The records that follow are to be repeated exactly, without any pictures.

Items from an interface collection

----

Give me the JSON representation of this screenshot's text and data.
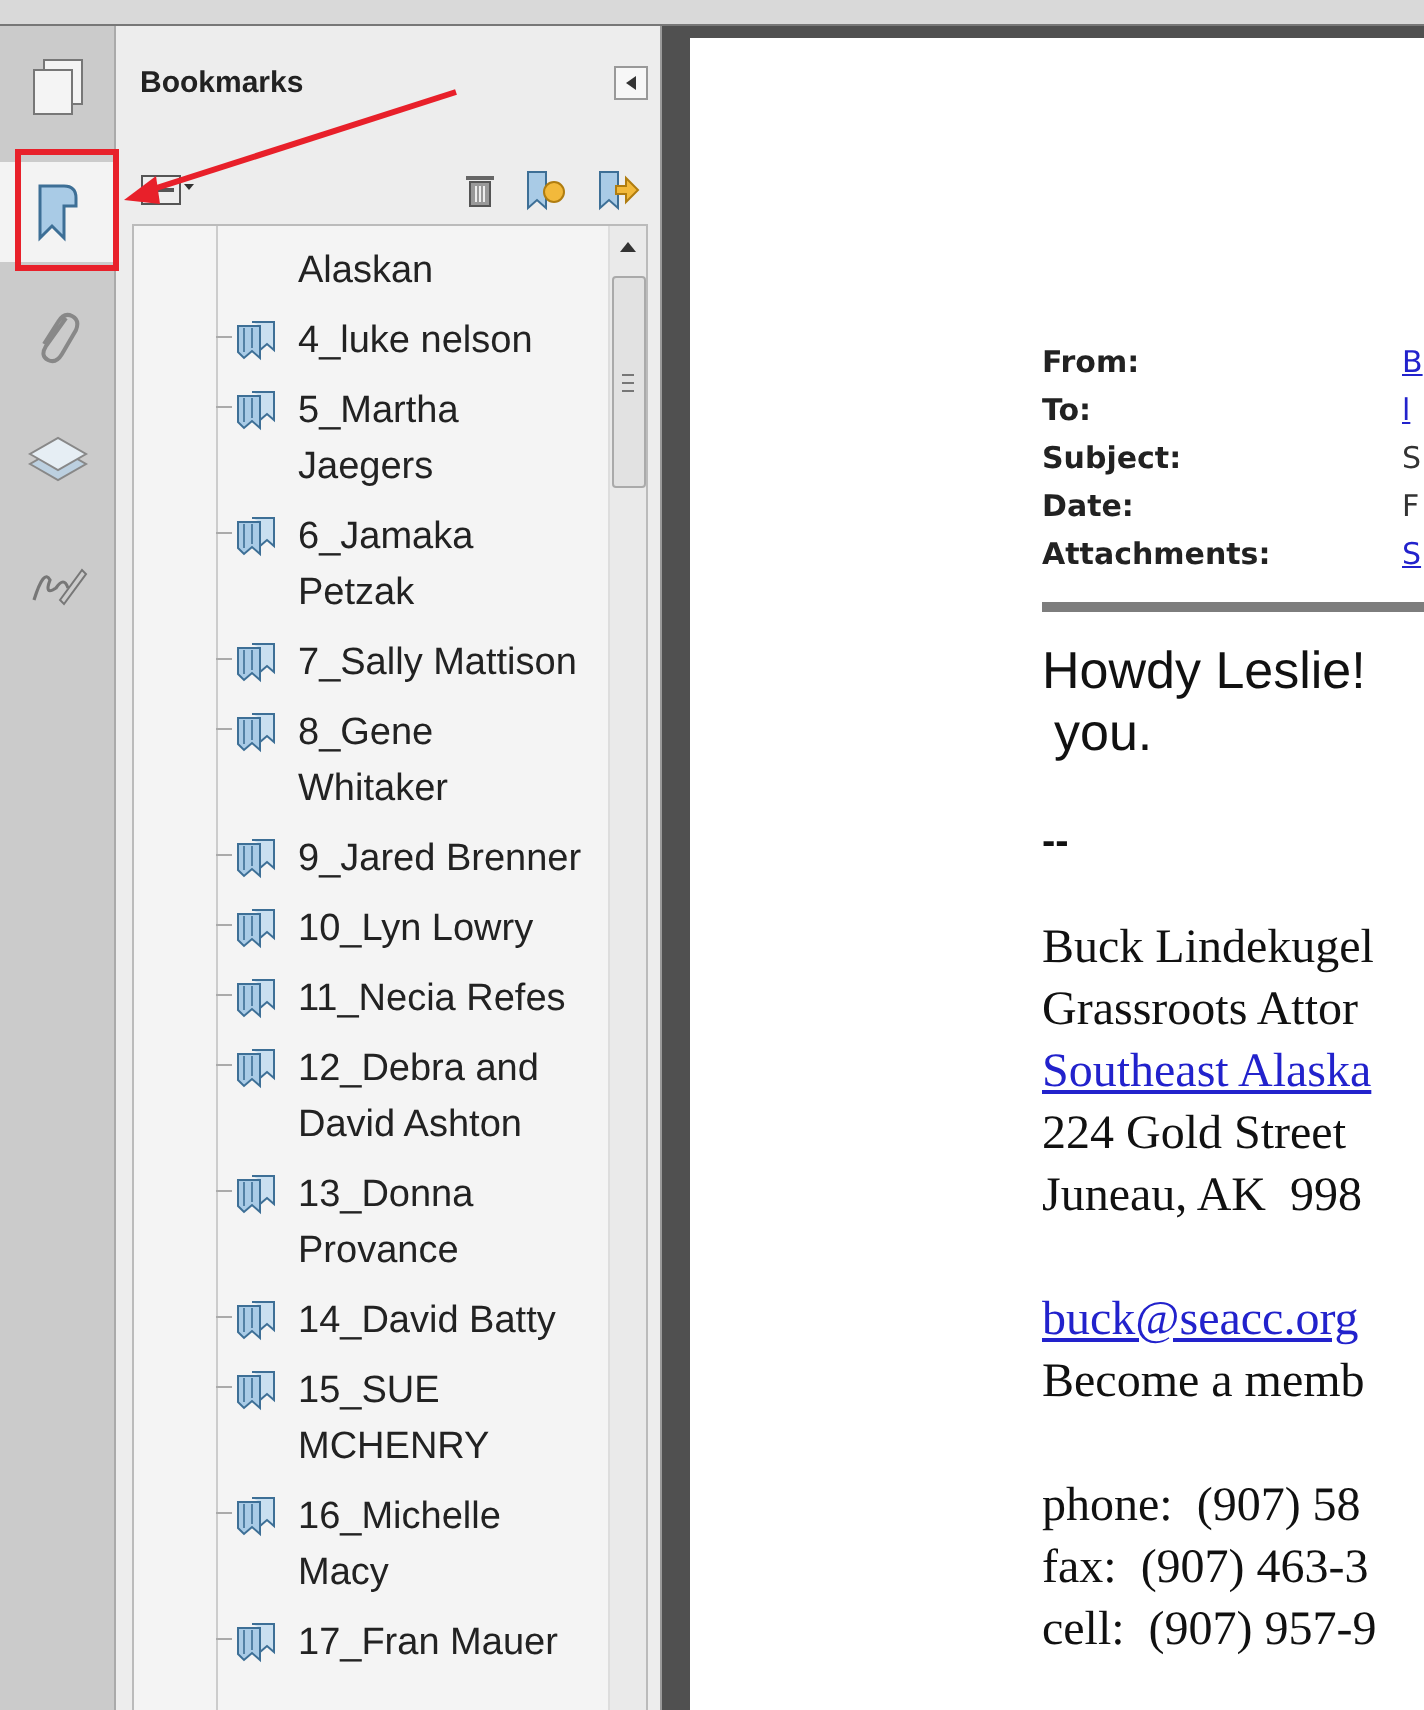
{
  "nav_tools": [
    {
      "kind": "pages",
      "selected": false
    },
    {
      "kind": "bookmarks",
      "selected": true
    },
    {
      "kind": "attachments",
      "selected": false
    },
    {
      "kind": "layers",
      "selected": false
    },
    {
      "kind": "signatures",
      "selected": false
    }
  ],
  "panel": {
    "title": "Bookmarks"
  },
  "bookmarks": [
    {
      "label": "Alaskan",
      "kind": "continuation"
    },
    {
      "label": "4_luke nelson",
      "kind": "bookmark"
    },
    {
      "label": "5_Martha Jaegers",
      "kind": "bookmark"
    },
    {
      "label": "6_Jamaka Petzak",
      "kind": "bookmark"
    },
    {
      "label": "7_Sally Mattison",
      "kind": "bookmark"
    },
    {
      "label": "8_Gene Whitaker",
      "kind": "bookmark"
    },
    {
      "label": "9_Jared Brenner",
      "kind": "bookmark"
    },
    {
      "label": "10_Lyn Lowry",
      "kind": "bookmark"
    },
    {
      "label": "11_Necia Refes",
      "kind": "bookmark"
    },
    {
      "label": "12_Debra and David Ashton",
      "kind": "bookmark"
    },
    {
      "label": "13_Donna Provance",
      "kind": "bookmark"
    },
    {
      "label": "14_David Batty",
      "kind": "bookmark"
    },
    {
      "label": "15_SUE MCHENRY",
      "kind": "bookmark"
    },
    {
      "label": "16_Michelle Macy",
      "kind": "bookmark"
    },
    {
      "label": "17_Fran Mauer",
      "kind": "bookmark"
    }
  ],
  "email_header": [
    {
      "label": "From:",
      "value": "B",
      "link": true
    },
    {
      "label": "To:",
      "value": "l",
      "link": true
    },
    {
      "label": "Subject:",
      "value": "S",
      "link": false
    },
    {
      "label": "Date:",
      "value": "F",
      "link": false
    },
    {
      "label": "Attachments:",
      "value": "S",
      "link": true
    }
  ],
  "greeting": [
    "Howdy Leslie!",
    "you."
  ],
  "separator": "--",
  "signature": [
    {
      "text": "Buck Lindekugel",
      "link": false
    },
    {
      "text": "Grassroots Attor",
      "link": false
    },
    {
      "text": "Southeast Alaska",
      "link": true
    },
    {
      "text": "224 Gold Street",
      "link": false
    },
    {
      "text": "Juneau, AK  998",
      "link": false
    },
    {
      "text": "buck@seacc.org",
      "link": true,
      "space_before": true
    },
    {
      "text": "Become a memb",
      "link": false
    },
    {
      "text": "phone:  (907) 58",
      "link": false,
      "space_before": true
    },
    {
      "text": "fax:  (907) 463-3",
      "link": false
    },
    {
      "text": "cell:  (907) 957-9",
      "link": false
    }
  ]
}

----

ANSWER TO THIS EXERCISE:
Give me the JSON representation of this screenshot's text and data.
{
  "nav_tools": [
    {
      "kind": "pages",
      "selected": false
    },
    {
      "kind": "bookmarks",
      "selected": true
    },
    {
      "kind": "attachments",
      "selected": false
    },
    {
      "kind": "layers",
      "selected": false
    },
    {
      "kind": "signatures",
      "selected": false
    }
  ],
  "panel": {
    "title": "Bookmarks"
  },
  "bookmarks": [
    {
      "label": "Alaskan",
      "kind": "continuation"
    },
    {
      "label": "4_luke nelson",
      "kind": "bookmark"
    },
    {
      "label": "5_Martha Jaegers",
      "kind": "bookmark"
    },
    {
      "label": "6_Jamaka Petzak",
      "kind": "bookmark"
    },
    {
      "label": "7_Sally Mattison",
      "kind": "bookmark"
    },
    {
      "label": "8_Gene Whitaker",
      "kind": "bookmark"
    },
    {
      "label": "9_Jared Brenner",
      "kind": "bookmark"
    },
    {
      "label": "10_Lyn Lowry",
      "kind": "bookmark"
    },
    {
      "label": "11_Necia Refes",
      "kind": "bookmark"
    },
    {
      "label": "12_Debra and David Ashton",
      "kind": "bookmark"
    },
    {
      "label": "13_Donna Provance",
      "kind": "bookmark"
    },
    {
      "label": "14_David Batty",
      "kind": "bookmark"
    },
    {
      "label": "15_SUE MCHENRY",
      "kind": "bookmark"
    },
    {
      "label": "16_Michelle Macy",
      "kind": "bookmark"
    },
    {
      "label": "17_Fran Mauer",
      "kind": "bookmark"
    }
  ],
  "email_header": [
    {
      "label": "From:",
      "value": "B",
      "link": true
    },
    {
      "label": "To:",
      "value": "l",
      "link": true
    },
    {
      "label": "Subject:",
      "value": "S",
      "link": false
    },
    {
      "label": "Date:",
      "value": "F",
      "link": false
    },
    {
      "label": "Attachments:",
      "value": "S",
      "link": true
    }
  ],
  "greeting": [
    "Howdy Leslie!",
    "you."
  ],
  "separator": "--",
  "signature": [
    {
      "text": "Buck Lindekugel",
      "link": false
    },
    {
      "text": "Grassroots Attor",
      "link": false
    },
    {
      "text": "Southeast Alaska",
      "link": true
    },
    {
      "text": "224 Gold Street",
      "link": false
    },
    {
      "text": "Juneau, AK  998",
      "link": false
    },
    {
      "text": "buck@seacc.org",
      "link": true,
      "space_before": true
    },
    {
      "text": "Become a memb",
      "link": false
    },
    {
      "text": "phone:  (907) 58",
      "link": false,
      "space_before": true
    },
    {
      "text": "fax:  (907) 463-3",
      "link": false
    },
    {
      "text": "cell:  (907) 957-9",
      "link": false
    }
  ]
}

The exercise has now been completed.